Just when I thought the NFL Trade Deadline would slide by without a big splash, the Rams began the week trading for all-world pass-rusher Von Miller. So, with that in mind, I’m preparing myself for more unexpected trades to cross the wires between now and today’s 3 p.m. CT deadline.
We’re obviously watching what the Chicago Bears do today. A team at a crossroads on the field has a general manager in the final year of his deal and a head coach on the hot seat. That’s a recipe for … something, right? We just don’t know what. The Bears are trekking through muddy waters right now, but clarity could come with how the team approaches the deadline. Here’s what we’re keeping tabs on this morning
The obvious move would for the Bears to go into sell mode. No, the NFL isn’t structured like MLB where you can ship players for prospects. And it’s not as if teams are equipped to have a firesafe on a Tuesday, then bring in a bunch of players to field a competitive team just a few days later on game day. But there is a recent trend of teams swapping players on expiring deals for future draft considerations.
It so happens the Bears have a handful of such players.
Allen Robinson II
The most obvious trade candidate is Robinson. Yesterday, we explored a caveat that could make the path to trading Robinson a bit easier.
In a potential Allen Robinson trade, the #Bears can pay for any of the $9M+ remaining on his franchise tag by converting it to a bonus, a source confirmed. Just can’t add extra years to spread out the cap hit. @PFF_Brad was on top of this clarification yesterday.
— Adam Hoge (@AdamHoge) November 2, 2021
This type of maneuver that could allow one team to eat some salary in exchange for a better trade return. We’ve seen these types of deadline deals in baseball, but not so much in the football realm.
There is no shortage of teams who could use a player with Robinson’s résumé, even if this year’s production isn’t meeting expectations
After seeing the Rams go all-in and add Miller, it’s easy to wonder if the Cardinals (7-1) would strike back with a deal of their own. And after losing JJ Watt to a season-ending shoulder injury, plugging in a stud defender would be a sensible move. Maybe Hicks makes sense for this franchise.
Much like Robinson, nothing has come about on the Hicks extension front. That’s kind of a bummer, especially since Hicks — a fan favorite and productive player — has made it known he wants to stick around. But if the feeling isn’t mutual, then it is in the Bears’ best interest to move a player. And while trading Hicks would be sub-optimal for the short-term, there could be long-term benefits. Moreover, it would be fun to unleash Hicks on a title contender.
Anybody Want a QB?
— Bleacher Nation Bears (@BN_Bears) November 1, 2021
The Bears are (rightfully) all-in on developing Justin Fields. Hence, there is no good reason to keep both Andy Dalton and Nick Foles. Getting anything in exchange for either quarterback would be a net positive.

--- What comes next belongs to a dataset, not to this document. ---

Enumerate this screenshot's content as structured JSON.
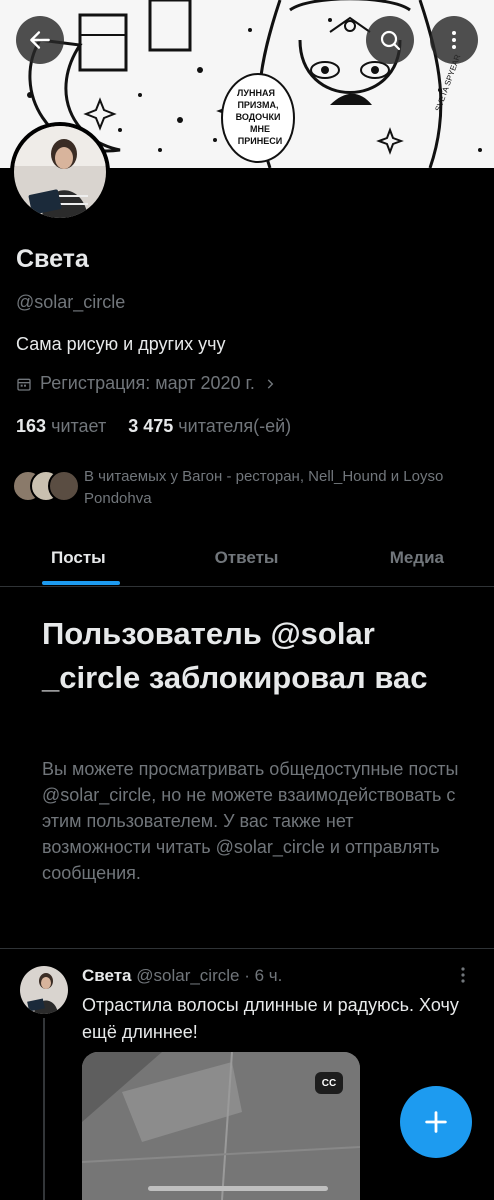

Buyers? (No, Seriously…)
No, this doesn’t seem like an ideal time to “buy” for the Bears. But they could still do something creative.
For instance, the Bears sent a conditional late-round pick to the Chargers in 2017 in exchange for Dontrelle Inman. Chicago’s football team was going nowhere fast. Head Coach John Fox was on his way out the door, and Pace was set to enter a lame-duck year at season’s end. It wasn’t an ideal time to do some buying. And yet, with the idea of getting his developing quarterback another target, Pace made the in-season addition of Inman to the wide receivers room. Inman finished with 23 catches, 334 receiving yards, and one touchdown in eight games. And because Inman never reached whatever criteria was needed in order for the pick to vest to the Chargers, the conditional pick remained in Chicago. If anything, that’s the type of trade the Bears should be looking to make.
For what it’s worth, Pace has been relatively active on the trade market already. Receiver Anthony Miller was sent packing to the Texans during training camp. More recently, the team brought in return ace Jakeem Grant Sr. to fill a special teams void. With that in mind, a pre-deadline deal today isn’t out of the question. Moreover, the chance the Bears do some buying is not zero. At least, based on history.
Sometimes, you’re stuck dancing with the date you brought to the shindig. And, frankly, that’s the most likely Bears scenario that plays out.
Left tackle Jason Peters has some value. I mean, who wouldn’t want a lineman who is heading to the Hall of Fame when his career is done? Running back Damien Williams could have value to a team aiming to bolster its ground game. Moving pass-rusher Robert Quinn would come with an up-tick in dead-money cap hit, but would clear up space for spending next offseason. Tight end Jimmy Graham has a no-trade clause, but made it clear he wants to win. Maybe he’ll waive it for the right deal. Dealing Khalil Mack entered the equation when the Broncos moved Miller. But a $24M dead cap hit in 2022 probably kills that possibility unless an acquiring team wants to blow the Miller deal out of the water.
In the end, Pace has put so many chips on the table betting on 2021. With that perspective in mind, it would be tough for him to pull out now. As the TikTok folks often say: “You’ve got to see it through, my guy.” And I think that is what will ultimately happen.